“We had a tour against Canada leading into the Olympics and played them six times,” said Maddie Rooney, the USA goalkeeper. “We lost the last five in a row. Then we lost that game in the preliminaries, too. But to be honest, we still stayed positive.
“We tried to play it to our advantage. We thought, ‘You can’t beat a team ten times in a row’. We had it at the back of our minds, maybe it was our turn to win. Canada and USA know each other so well because we play so much, and we knew it was possible. Every game we face them, both teams are at 100%. It’s a very intense, physical, smart game of hockey. We know how they play, so we waited for our chance.”
The chance came at the most opportune moment: in the final. After the match finished 2-2 in regular time, and overtime was goalless, it progressed to a penalty shootout. All eyes were suddenly on the goaltenders, including Rooney - aged just 20 at the time.
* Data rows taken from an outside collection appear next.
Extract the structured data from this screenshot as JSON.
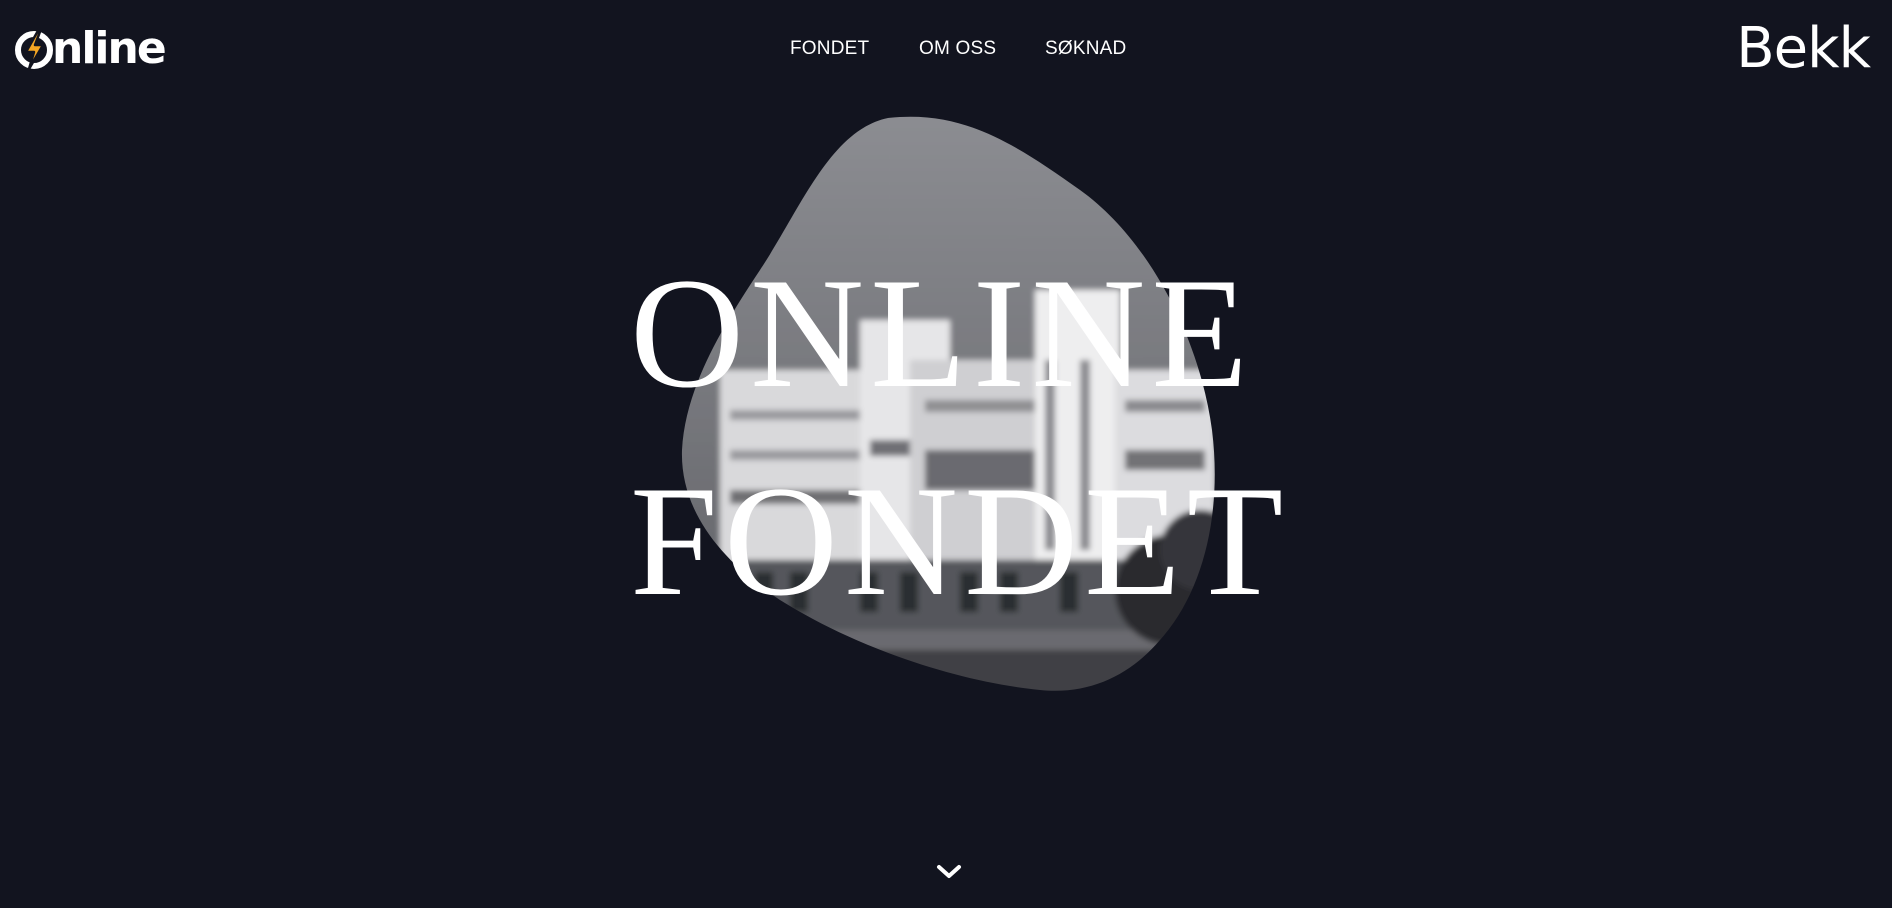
{
  "header": {
    "logo_text": "nline",
    "logo_icon": "lightning-o-icon",
    "nav": [
      {
        "label": "FONDET"
      },
      {
        "label": "OM OSS"
      },
      {
        "label": "SØKNAD"
      }
    ],
    "partner_logo": "Bekk"
  },
  "hero": {
    "title_line1": "ONLINE",
    "title_line2": "FONDET",
    "background_image": "building-photo-blob"
  },
  "scroll": {
    "icon": "chevron-down-icon"
  },
  "colors": {
    "background": "#12141f",
    "text": "#ffffff",
    "accent": "#f5a623"
  }
}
“The final was so dramatic, I remember it all as a blur,” Rooney said. “You never think a gold medal game is going to go into a shootout. Everyone asks me how I felt in that moment and I can’t really describe it. I just remember getting energy from my teammates all around the bench. I liked having the control in my hands. That last save, being a goalie, you have to expect the unexpected and just try to react to anything that gets thrown at you. You need to be technically skilled and have quick reactions – but also have a sense of calm on the ice. If somebody scores on you, you have to be mentally tough and bounce back. After making that last save, everyone came sprinting at me. It was intense.”
The match was so dramatic, it later won the 2018 ESPY Award for ’Best Game’, beating the Super Bowl, World Series and several other thrillers.
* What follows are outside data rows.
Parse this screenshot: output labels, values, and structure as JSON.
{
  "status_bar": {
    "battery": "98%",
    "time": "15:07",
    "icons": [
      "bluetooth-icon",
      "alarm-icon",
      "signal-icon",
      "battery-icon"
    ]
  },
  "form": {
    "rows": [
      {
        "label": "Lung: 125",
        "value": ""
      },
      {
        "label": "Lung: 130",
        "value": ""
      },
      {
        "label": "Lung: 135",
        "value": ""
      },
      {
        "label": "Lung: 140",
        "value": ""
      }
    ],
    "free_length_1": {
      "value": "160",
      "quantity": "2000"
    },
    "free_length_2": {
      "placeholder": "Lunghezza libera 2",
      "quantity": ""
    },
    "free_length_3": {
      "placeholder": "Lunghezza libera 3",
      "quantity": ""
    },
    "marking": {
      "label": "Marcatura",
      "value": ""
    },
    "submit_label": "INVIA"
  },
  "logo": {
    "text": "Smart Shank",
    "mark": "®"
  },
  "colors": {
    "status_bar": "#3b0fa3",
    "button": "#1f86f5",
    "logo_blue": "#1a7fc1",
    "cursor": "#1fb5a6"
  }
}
“It was amazing, and it’s been a crazy year since,” said Rooney, who is now back in her regular role as goaltender for her college side, the Minnesota-Duluth Bulldogs. “We did so much media afterwards, went to the ESPYs, NHL games, it was super cool. But it was down to hard work. Going into the Games, we were confident we could win. We were confident in each other. Everyone had the same goal and we just worked to achieve it together. The team was so well prepared. For those eight months prior to the Olympics, we skated every day. On the ice we worked, off the ice we studied the game. Being so prepared played to our advantage.”
Rooney had a highly enjoyable first Olympic experience. “It was awesome seeing the Korean side playing together [the Republic and the Democratic People’s Republic], and you could really feel the atmosphere of friendship and sense of unity around the Games,” she said.
“It was all so well organised and the facilities were great. I enjoyed seeing some other sports, too. I know a lot of the curling team, as they’re also from Duluth, so I went to watch them [the USA men’s team] win gold, which was cool. There’s a good sense of friendship across the sports.”
She is relishing the prospect of a title defence at Beijing 2022 – and is ready to take the pain if that’s what it takes to win.
“I was only seven months old when USA won their last women’s hockey gold [at Nagano 1998, when women’s ice hockey was introduced to the Olympic programme], so it came at the right time,” Rooney said. “It has been really big for women’s hockey here. I’m excited to see what’s to come next. There’s a stereotype that goalies are nuts, and having pucks shot at my head all day is a little odd. It can hurt depending where it hits you but I’m used to it. It’s a lot of fun, and I hope this is just the start for me.”